I have just finished reading Demons of Poverty, by Ted Boers and Tim Stoner.
Mr. Boers is a successful businessman and a Christian who came to a point in his life when he wanted to use the wealth God had given him to help others.
He was drawn to the incredible poverty and suffering in Haiti, which is the poorest country in the Western Hemisphere.
Boers gathered together numerous investors and set about on a development project called “Nouveau Kiskeya” (New Haiti) on a 15-mile long strip of pristine oceanfront in the northwestern peninsula.
Rather than being primarily profit-motivated, Boers and his fellow investors agreed that the primary purpose of the project was to bring jobs to thousands of Haitians and introduce them to the God of the Bible.
Boers writes that, from the very beginning, God blessed their efforts. He kept a journal and documented 16 different instances of miracles that moved the project forward.
In one instance, even though he was told that finding an adequate supply of fresh water in that area of Haiti was a waste of time, the drilling rig struck an aquifer 318 feet down that produced one million gallons of freshwater per day.
The equipment used had a maximum drilling depth of 320 feet.
And, the man who sold the land to the Nouveau Kiskeya project came to faith in Jesus Christ.
During the project, hundreds of jobs were created and great strides were made. Investors continued to fund the project even when it seemed it would end for lack of money. Boers was convinced it truly was a “God project.”
And then it failed.
It didn’t fail overnight. It was a long, slow death over the course of 18 months with, according to Boer, government corruption at its roots. And, he asserts that government corruption had its origins in evil.
Haiti’s past is controversial, with some calling it myth or choosing to ignore it, but it is known that a group of slaves who had been horribly mistreated by their French owners led a revolt in 1791 that eventually led to Haitian independence. The slaves were led by a voodoo priest. A pig was sacrificed, they renounced the white man’s God, made a pact with the devil, and much bloodshed ensued.
There are those who disagree with the accuracy of this account, and its relevance to modern politics in Haiti, but no one disagrees that voodoo is practiced in Haiti.
Boers firmly believes that Nouveau Kiskeya failed because of spiritual warfare.
And it shook his faith to its core.
How could this project that was blessed by God so many times just fail? Why would God allow this to happen?
It took him almost two years of reflection, but he eventually realized that God’s objectives might have been different than his own.

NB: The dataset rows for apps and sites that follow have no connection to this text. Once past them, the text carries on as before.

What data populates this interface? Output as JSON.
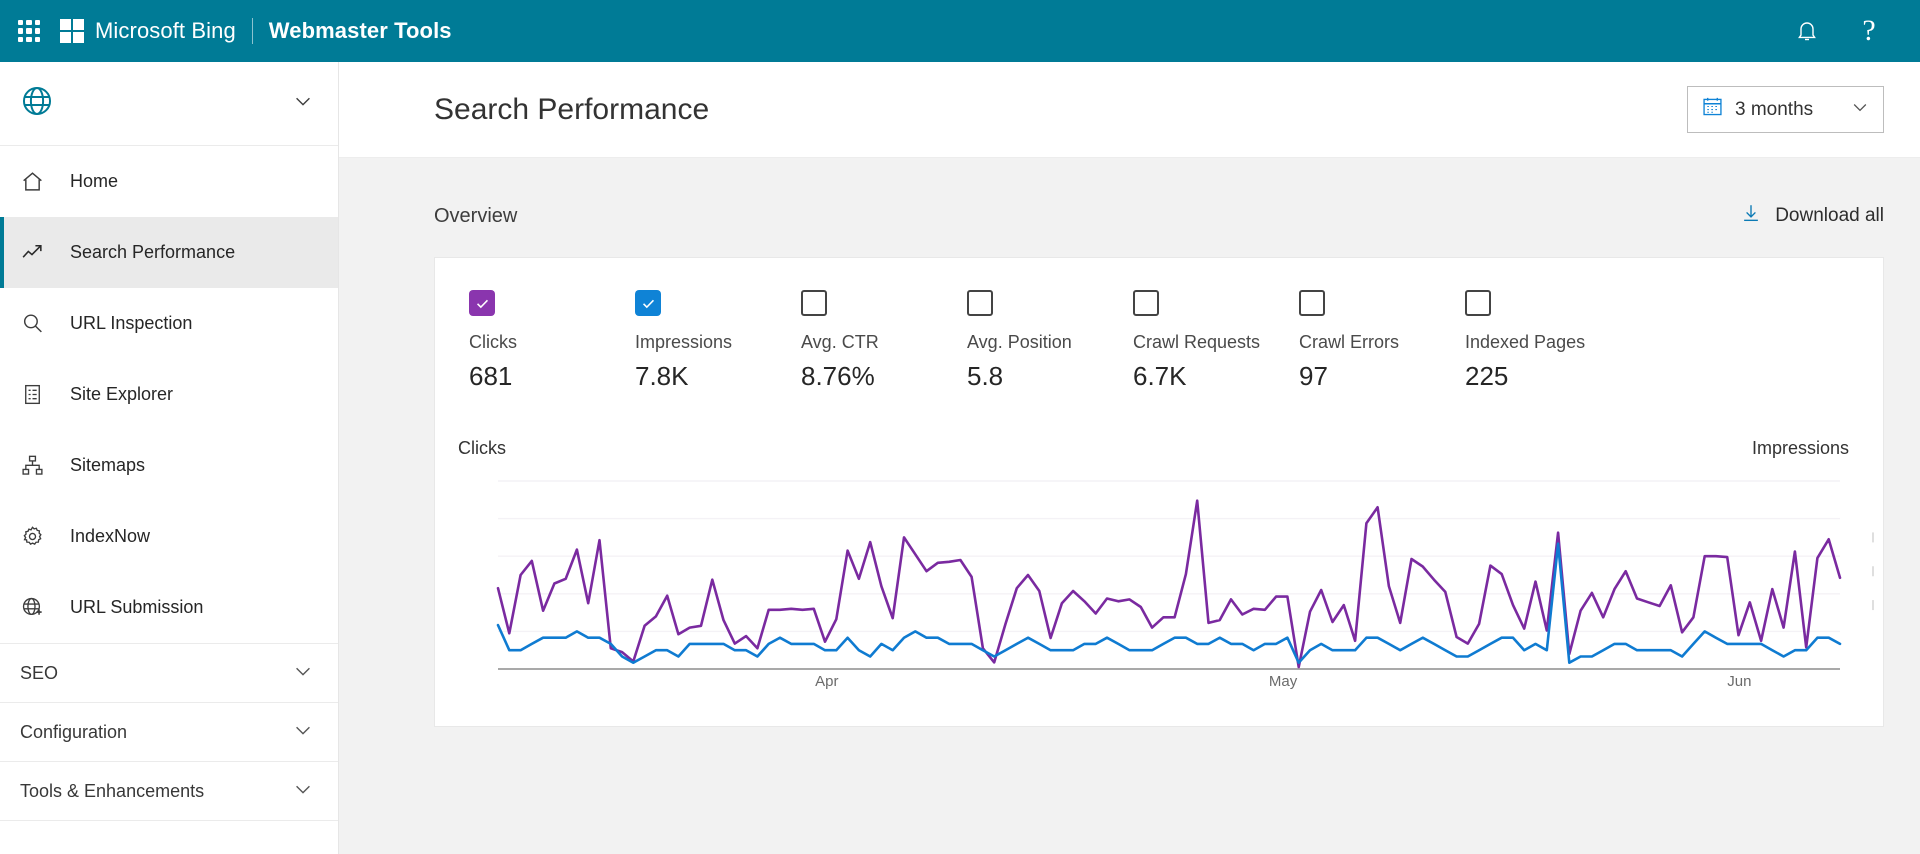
{
  "topbar": {
    "waffle_icon": "app-launcher-icon",
    "logo_icon": "microsoft-logo-icon",
    "brand": "Microsoft Bing",
    "product": "Webmaster Tools",
    "notifications_icon": "bell-icon",
    "help_icon": "question-mark-icon",
    "bg_color": "#007b96"
  },
  "sidebar": {
    "site_selector": {
      "icon": "globe-icon",
      "chevron": "chevron-down-icon"
    },
    "items": [
      {
        "label": "Home",
        "icon": "home-icon",
        "active": false
      },
      {
        "label": "Search Performance",
        "icon": "trending-up-icon",
        "active": true
      },
      {
        "label": "URL Inspection",
        "icon": "magnifier-icon",
        "active": false
      },
      {
        "label": "Site Explorer",
        "icon": "document-list-icon",
        "active": false
      },
      {
        "label": "Sitemaps",
        "icon": "sitemap-hierarchy-icon",
        "active": false
      },
      {
        "label": "IndexNow",
        "icon": "gear-icon",
        "active": false
      },
      {
        "label": "URL Submission",
        "icon": "globe-plus-icon",
        "active": false
      }
    ],
    "groups": [
      {
        "label": "SEO",
        "chevron": "chevron-down-icon"
      },
      {
        "label": "Configuration",
        "chevron": "chevron-down-icon"
      },
      {
        "label": "Tools & Enhancements",
        "chevron": "chevron-down-icon"
      }
    ],
    "accent_color": "#007b96"
  },
  "page": {
    "title": "Search Performance",
    "date_range": {
      "value": "3 months",
      "icon": "calendar-icon",
      "chevron": "chevron-down-icon"
    },
    "overview_label": "Overview",
    "download": {
      "label": "Download all",
      "icon": "download-icon"
    }
  },
  "metrics": [
    {
      "name": "Clicks",
      "value": "681",
      "checked": true,
      "color": "#8a35ae"
    },
    {
      "name": "Impressions",
      "value": "7.8K",
      "checked": true,
      "color": "#0f83d6"
    },
    {
      "name": "Avg. CTR",
      "value": "8.76%",
      "checked": false,
      "color": ""
    },
    {
      "name": "Avg. Position",
      "value": "5.8",
      "checked": false,
      "color": ""
    },
    {
      "name": "Crawl Requests",
      "value": "6.7K",
      "checked": false,
      "color": ""
    },
    {
      "name": "Crawl Errors",
      "value": "97",
      "checked": false,
      "color": ""
    },
    {
      "name": "Indexed Pages",
      "value": "225",
      "checked": false,
      "color": ""
    }
  ],
  "chart_data": {
    "type": "line",
    "title": "",
    "left_axis_label": "Clicks",
    "right_axis_label": "Impressions",
    "xlabel": "",
    "ylabel": "",
    "grid": true,
    "legend_position": "top",
    "tick_labels": [
      "Apr",
      "May",
      "Jun"
    ],
    "tick_positions": [
      0.245,
      0.585,
      0.925
    ],
    "series": [
      {
        "name": "Impressions",
        "color": "#7a2aa0",
        "axis": "right",
        "ylim": [
          0,
          200
        ],
        "values": [
          86,
          38,
          100,
          115,
          62,
          91,
          96,
          127,
          70,
          137,
          22,
          18,
          8,
          46,
          56,
          78,
          37,
          44,
          46,
          95,
          52,
          27,
          35,
          22,
          63,
          63,
          64,
          63,
          64,
          29,
          53,
          126,
          96,
          135,
          88,
          54,
          140,
          122,
          104,
          113,
          114,
          116,
          98,
          22,
          7,
          48,
          86,
          100,
          83,
          33,
          70,
          83,
          72,
          59,
          75,
          72,
          74,
          66,
          44,
          55,
          55,
          101,
          179,
          49,
          52,
          74,
          58,
          64,
          63,
          77,
          77,
          2,
          61,
          84,
          50,
          68,
          30,
          155,
          172,
          88,
          49,
          117,
          109,
          95,
          82,
          34,
          27,
          48,
          110,
          101,
          68,
          43,
          93,
          41,
          145,
          16,
          62,
          81,
          55,
          85,
          104,
          75,
          71,
          67,
          89,
          39,
          55,
          120,
          120,
          119,
          36,
          71,
          30,
          85,
          44,
          125,
          23,
          118,
          138,
          97
        ]
      },
      {
        "name": "Clicks",
        "color": "#0f7bd1",
        "axis": "left",
        "ylim": [
          0,
          30
        ],
        "values": [
          7,
          3,
          3,
          4,
          5,
          5,
          5,
          6,
          5,
          5,
          4,
          2,
          1,
          2,
          3,
          3,
          2,
          4,
          4,
          4,
          4,
          3,
          3,
          2,
          4,
          5,
          4,
          4,
          4,
          3,
          3,
          5,
          3,
          2,
          4,
          3,
          5,
          6,
          5,
          5,
          4,
          4,
          4,
          3,
          2,
          3,
          4,
          5,
          4,
          3,
          3,
          3,
          4,
          4,
          5,
          4,
          3,
          3,
          3,
          4,
          5,
          5,
          4,
          4,
          5,
          4,
          4,
          3,
          4,
          4,
          5,
          1,
          3,
          4,
          3,
          3,
          3,
          5,
          5,
          4,
          3,
          4,
          5,
          4,
          3,
          2,
          2,
          3,
          4,
          5,
          5,
          3,
          4,
          3,
          20,
          1,
          2,
          2,
          3,
          4,
          4,
          3,
          3,
          3,
          3,
          2,
          4,
          6,
          5,
          4,
          4,
          4,
          4,
          3,
          2,
          3,
          3,
          5,
          5,
          4
        ]
      }
    ]
  }
}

When he looked at a list of what happened during the project from God’s perspective, he found that 75 children had been rescued from horrible abuse, over 100 voodoo practitioners and several voodoo priests had accepted Jesus as their Lord and Savior, 37 boat people attempting to escape Haiti washed up on the beach of Nouveau Kiskeya and were saved from death, 17 ponds for irrigation were built and provided 80,000 man-hours of paid labor plus desperately needed water for gardens and livestock, 4000 familes have safe drinking water as a result of the successful well, a 14-room guest house was built on the property that now serves as a spiritual training center for local pastors, and 40 local churches are united and working together to spread the Gospel of Jesus Christ.
Those 40 churches, their pastors, and their congregations continue to engage in spiritual warfare against the enemy of our souls—and they are winning.

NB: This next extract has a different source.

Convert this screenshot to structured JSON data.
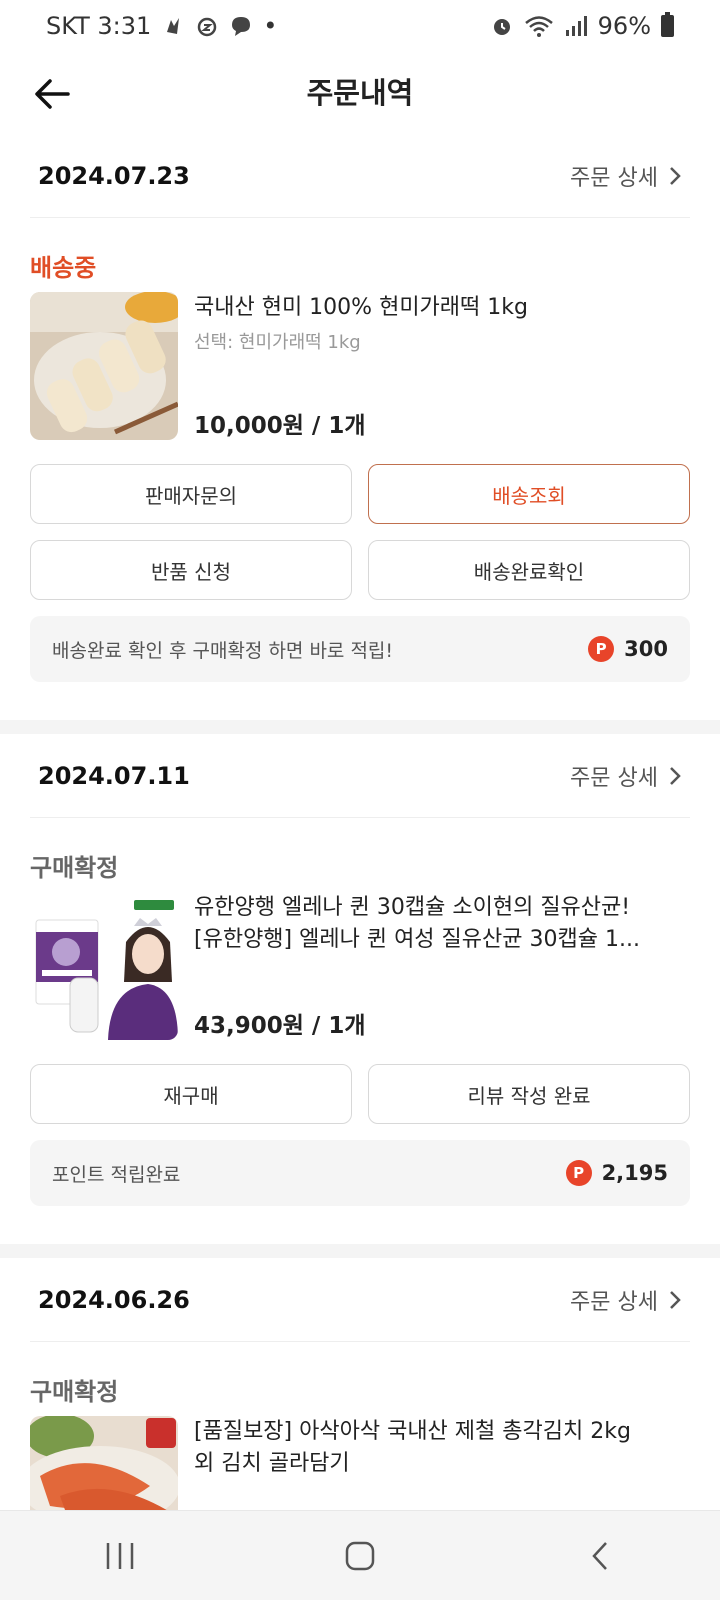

The book is an excellent read for any Christian, but is especially important for anyone with a heart for missions. I don’t often use a highlighter, but I did mark a quote by Dietrich Bonhoffer on page 139.
“The figure of the Crucified invalidates that success is the standard.”

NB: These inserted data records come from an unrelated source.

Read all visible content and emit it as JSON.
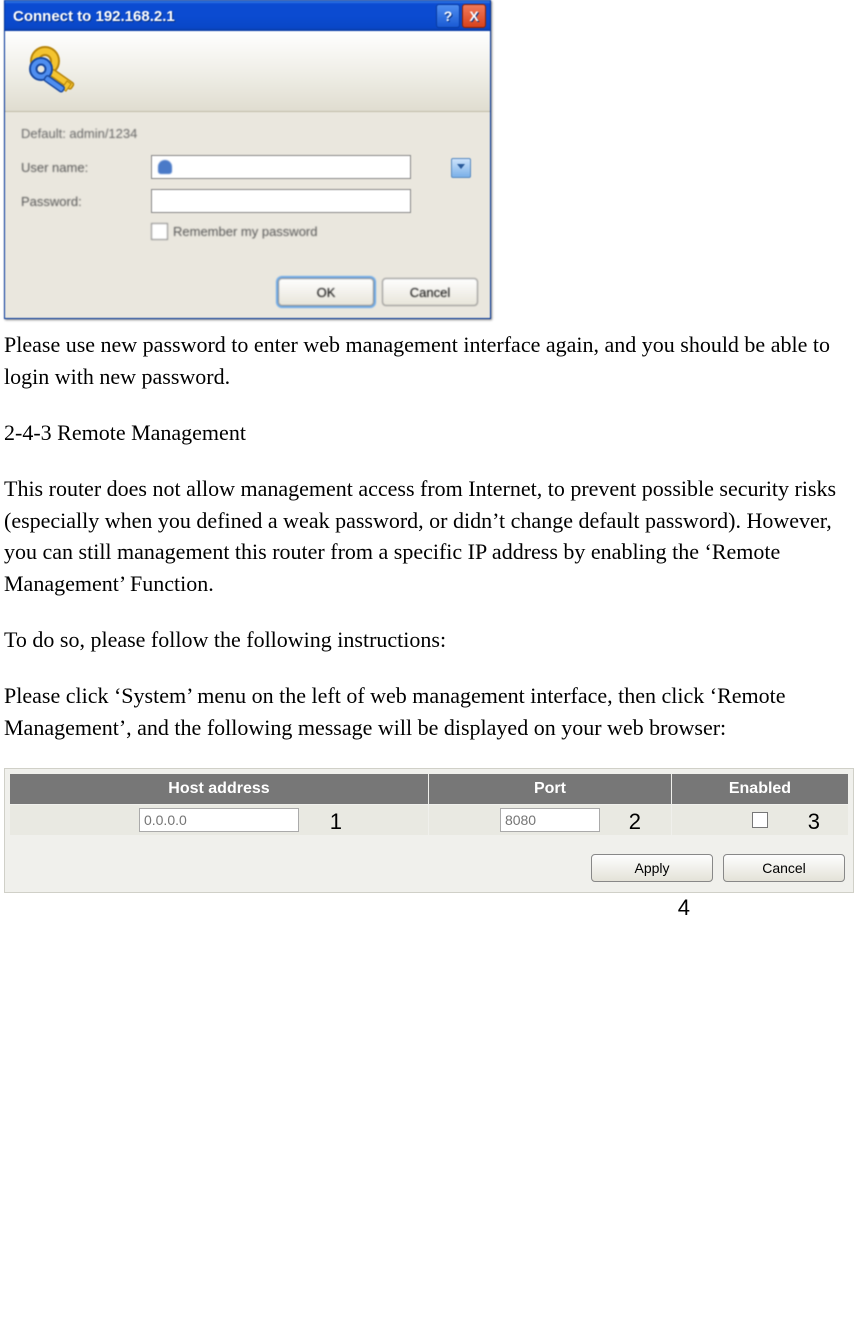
{
  "dialog": {
    "title": "Connect to 192.168.2.1",
    "default_line": "Default: admin/1234",
    "username_label": "User name:",
    "password_label": "Password:",
    "remember_label": "Remember my password",
    "ok_label": "OK",
    "cancel_label": "Cancel",
    "help_glyph": "?",
    "close_glyph": "X"
  },
  "body": {
    "p1": "Please use new password to enter web management interface again, and you should be able to login with new password.",
    "section_title": "2-4-3 Remote Management",
    "p2": "This router does not allow management access from Internet, to prevent possible security risks (especially when you defined a weak password, or didn’t change default password). However, you can still management this router from a specific IP address by enabling the ‘Remote Management’ Function.",
    "p3": "To do so, please follow the following instructions:",
    "p4": "Please click ‘System’ menu on the left of web management interface, then click ‘Remote Management’, and the following message will be displayed on your web browser:"
  },
  "rm": {
    "headers": {
      "host": "Host address",
      "port": "Port",
      "enabled": "Enabled"
    },
    "row": {
      "host_placeholder": "0.0.0.0",
      "port_placeholder": "8080"
    },
    "buttons": {
      "apply": "Apply",
      "cancel": "Cancel"
    },
    "callouts": {
      "c1": "1",
      "c2": "2",
      "c3": "3",
      "c4": "4"
    }
  }
}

These are the ones I look on with favor:
those who are humble and contrite in spirit,
and who tremble at my word. (Isaiah 66:2b)